I recently received a bill from a local authority relating to work carried out on my property before I bought it. I was not responsible for the bill and I had challenged it successfully on three previous occasions. But it kept coming back.
In an echo of a case we investigated last year, a Welsh court has given a British man who was injured in a Welsh police cell access to security camera footage of the incident.
Mrs Patel was outraged. She’d visited her GP for a follow-up check after her hand surgery, and he’d asked her about her history of depression. She didn’t think she’d had anything of the sort, and decided to ask the receptionist for a copy of all her medical notes to see what else was in there. The young receptionist assured her that the doctor owned the notes so she couldn’t have them.
There are three main credit reporting agencies in New Zealand: Centrix, Veda and Dun & Bradstreet. According to Veda, a thousand people a year challenge the information held in their credit files. This is a right people have under the Privacy Act – to see information agencies hold about them, and request a correction if it’s wrong.

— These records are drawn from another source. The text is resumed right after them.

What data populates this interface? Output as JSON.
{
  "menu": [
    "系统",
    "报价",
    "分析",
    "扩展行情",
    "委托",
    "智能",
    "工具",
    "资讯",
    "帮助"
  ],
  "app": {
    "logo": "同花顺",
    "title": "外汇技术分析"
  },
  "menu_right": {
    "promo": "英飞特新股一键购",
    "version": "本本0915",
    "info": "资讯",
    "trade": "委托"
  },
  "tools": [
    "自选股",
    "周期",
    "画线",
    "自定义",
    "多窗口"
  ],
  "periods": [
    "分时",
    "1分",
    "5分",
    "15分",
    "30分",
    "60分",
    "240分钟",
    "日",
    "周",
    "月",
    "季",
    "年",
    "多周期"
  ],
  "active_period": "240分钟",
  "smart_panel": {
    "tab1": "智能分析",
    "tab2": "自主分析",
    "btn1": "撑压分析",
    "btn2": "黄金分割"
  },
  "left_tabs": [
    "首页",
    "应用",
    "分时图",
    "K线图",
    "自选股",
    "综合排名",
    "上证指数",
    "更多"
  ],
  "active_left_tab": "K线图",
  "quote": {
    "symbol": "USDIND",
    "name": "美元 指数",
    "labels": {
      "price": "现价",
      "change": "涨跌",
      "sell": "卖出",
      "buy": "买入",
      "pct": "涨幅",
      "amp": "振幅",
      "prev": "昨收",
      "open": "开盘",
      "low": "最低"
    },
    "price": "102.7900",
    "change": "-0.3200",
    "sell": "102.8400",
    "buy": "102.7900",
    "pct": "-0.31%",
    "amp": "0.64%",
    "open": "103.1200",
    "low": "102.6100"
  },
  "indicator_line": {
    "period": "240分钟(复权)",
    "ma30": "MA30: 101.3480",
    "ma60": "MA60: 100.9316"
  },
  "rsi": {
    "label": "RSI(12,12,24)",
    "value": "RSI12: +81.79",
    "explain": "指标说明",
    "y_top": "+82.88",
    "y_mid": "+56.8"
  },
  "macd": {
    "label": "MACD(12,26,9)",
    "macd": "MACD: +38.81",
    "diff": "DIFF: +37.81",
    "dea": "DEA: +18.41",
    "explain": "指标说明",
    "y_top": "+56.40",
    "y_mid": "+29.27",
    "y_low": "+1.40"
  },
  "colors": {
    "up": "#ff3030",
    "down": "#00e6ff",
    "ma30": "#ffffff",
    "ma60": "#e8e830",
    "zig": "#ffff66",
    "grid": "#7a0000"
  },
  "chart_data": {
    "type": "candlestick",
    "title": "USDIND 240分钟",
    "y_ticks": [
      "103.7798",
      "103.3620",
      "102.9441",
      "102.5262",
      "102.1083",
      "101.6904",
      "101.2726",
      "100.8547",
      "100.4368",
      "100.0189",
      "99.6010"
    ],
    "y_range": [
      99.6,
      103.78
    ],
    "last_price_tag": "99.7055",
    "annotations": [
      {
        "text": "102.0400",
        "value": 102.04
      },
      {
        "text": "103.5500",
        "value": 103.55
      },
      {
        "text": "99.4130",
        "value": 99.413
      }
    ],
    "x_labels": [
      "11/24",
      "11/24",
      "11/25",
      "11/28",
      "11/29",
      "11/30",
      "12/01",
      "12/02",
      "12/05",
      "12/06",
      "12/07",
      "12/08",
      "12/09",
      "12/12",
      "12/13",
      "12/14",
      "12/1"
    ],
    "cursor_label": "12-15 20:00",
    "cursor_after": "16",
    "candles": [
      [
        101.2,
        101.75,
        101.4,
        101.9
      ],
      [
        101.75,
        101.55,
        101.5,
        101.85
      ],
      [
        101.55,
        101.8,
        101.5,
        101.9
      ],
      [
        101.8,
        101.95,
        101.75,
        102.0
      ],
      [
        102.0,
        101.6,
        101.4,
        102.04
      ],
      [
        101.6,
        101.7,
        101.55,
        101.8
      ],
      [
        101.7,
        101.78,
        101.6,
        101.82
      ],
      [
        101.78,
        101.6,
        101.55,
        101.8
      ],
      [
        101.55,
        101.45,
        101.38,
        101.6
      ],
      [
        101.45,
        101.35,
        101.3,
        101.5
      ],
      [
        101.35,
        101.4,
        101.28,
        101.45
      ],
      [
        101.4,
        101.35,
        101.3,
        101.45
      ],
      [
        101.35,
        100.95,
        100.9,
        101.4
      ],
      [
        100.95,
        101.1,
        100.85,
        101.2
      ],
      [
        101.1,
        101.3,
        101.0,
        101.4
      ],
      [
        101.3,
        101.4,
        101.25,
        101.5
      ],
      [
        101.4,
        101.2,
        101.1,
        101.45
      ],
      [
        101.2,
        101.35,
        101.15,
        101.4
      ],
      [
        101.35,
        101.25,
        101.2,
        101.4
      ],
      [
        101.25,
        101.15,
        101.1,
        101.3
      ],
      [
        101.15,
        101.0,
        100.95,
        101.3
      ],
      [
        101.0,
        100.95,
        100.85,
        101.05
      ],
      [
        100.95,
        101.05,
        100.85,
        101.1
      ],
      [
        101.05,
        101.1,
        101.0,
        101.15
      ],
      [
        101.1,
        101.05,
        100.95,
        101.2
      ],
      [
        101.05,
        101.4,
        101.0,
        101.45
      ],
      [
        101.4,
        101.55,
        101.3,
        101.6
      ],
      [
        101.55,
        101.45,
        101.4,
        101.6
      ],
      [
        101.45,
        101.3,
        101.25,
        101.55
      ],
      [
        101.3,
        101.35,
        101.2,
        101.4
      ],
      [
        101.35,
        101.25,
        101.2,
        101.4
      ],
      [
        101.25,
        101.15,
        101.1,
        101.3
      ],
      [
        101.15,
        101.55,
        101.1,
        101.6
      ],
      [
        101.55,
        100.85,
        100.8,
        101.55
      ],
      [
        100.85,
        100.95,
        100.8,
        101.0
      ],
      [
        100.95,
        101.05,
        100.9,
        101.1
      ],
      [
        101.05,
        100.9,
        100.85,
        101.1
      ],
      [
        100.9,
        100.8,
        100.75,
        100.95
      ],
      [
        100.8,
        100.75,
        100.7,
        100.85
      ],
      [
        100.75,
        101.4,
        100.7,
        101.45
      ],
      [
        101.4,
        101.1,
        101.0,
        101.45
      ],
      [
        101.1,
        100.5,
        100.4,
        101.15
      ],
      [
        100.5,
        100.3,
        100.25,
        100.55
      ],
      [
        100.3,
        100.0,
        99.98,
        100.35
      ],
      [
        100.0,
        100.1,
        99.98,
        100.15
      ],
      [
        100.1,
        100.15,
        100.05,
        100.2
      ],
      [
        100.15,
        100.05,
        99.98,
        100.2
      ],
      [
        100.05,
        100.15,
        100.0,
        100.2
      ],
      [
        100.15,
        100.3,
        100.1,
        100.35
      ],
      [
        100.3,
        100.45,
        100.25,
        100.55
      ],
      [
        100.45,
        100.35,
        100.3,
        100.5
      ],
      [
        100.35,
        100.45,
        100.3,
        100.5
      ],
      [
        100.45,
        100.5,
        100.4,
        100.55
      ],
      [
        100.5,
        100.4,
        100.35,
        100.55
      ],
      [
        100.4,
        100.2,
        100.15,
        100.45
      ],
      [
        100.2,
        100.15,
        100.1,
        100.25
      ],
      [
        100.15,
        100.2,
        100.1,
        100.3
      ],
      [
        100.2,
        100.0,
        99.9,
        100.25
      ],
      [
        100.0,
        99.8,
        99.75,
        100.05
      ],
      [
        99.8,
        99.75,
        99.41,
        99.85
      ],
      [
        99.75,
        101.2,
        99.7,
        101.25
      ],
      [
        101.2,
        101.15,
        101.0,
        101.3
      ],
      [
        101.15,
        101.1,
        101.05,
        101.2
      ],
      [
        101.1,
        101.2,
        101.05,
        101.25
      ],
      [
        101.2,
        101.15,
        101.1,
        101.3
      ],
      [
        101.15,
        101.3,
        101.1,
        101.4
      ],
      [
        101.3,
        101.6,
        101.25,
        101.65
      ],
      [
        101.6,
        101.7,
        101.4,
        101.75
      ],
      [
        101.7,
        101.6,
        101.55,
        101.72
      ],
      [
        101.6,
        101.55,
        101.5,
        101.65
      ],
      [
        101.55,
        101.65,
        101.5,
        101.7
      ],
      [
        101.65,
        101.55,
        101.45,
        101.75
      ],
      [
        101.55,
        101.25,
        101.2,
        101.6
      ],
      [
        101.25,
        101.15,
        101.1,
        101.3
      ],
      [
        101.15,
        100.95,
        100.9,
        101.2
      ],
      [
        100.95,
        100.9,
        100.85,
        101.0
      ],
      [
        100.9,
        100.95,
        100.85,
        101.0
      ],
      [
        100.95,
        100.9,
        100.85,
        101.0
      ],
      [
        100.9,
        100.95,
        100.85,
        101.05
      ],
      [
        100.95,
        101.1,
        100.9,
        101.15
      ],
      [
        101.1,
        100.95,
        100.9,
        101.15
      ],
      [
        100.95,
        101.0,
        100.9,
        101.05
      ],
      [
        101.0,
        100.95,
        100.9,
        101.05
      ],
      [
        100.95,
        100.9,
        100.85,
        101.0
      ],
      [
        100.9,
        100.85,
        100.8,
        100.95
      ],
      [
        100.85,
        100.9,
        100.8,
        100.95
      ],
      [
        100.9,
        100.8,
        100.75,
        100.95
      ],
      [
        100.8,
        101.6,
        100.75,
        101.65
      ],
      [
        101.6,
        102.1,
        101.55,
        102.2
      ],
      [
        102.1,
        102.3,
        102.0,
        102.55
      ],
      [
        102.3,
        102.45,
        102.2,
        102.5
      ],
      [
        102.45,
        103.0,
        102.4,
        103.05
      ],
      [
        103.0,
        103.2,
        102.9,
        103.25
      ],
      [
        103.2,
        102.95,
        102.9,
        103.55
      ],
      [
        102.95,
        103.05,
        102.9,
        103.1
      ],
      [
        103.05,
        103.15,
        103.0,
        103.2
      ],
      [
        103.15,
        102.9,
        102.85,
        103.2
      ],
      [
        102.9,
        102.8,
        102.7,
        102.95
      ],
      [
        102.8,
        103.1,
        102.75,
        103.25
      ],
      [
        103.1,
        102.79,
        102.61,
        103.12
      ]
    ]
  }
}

People have a right to access information about themselves. When workplace policies reinforce this right, it is risky to deviate from them. This was recently underlined in a Human Rights Review Tribunal decision to award a former Capital Coast DHB (CCDHB) nurse $15,000 for being denied information about a harassment complaint she made against her manager.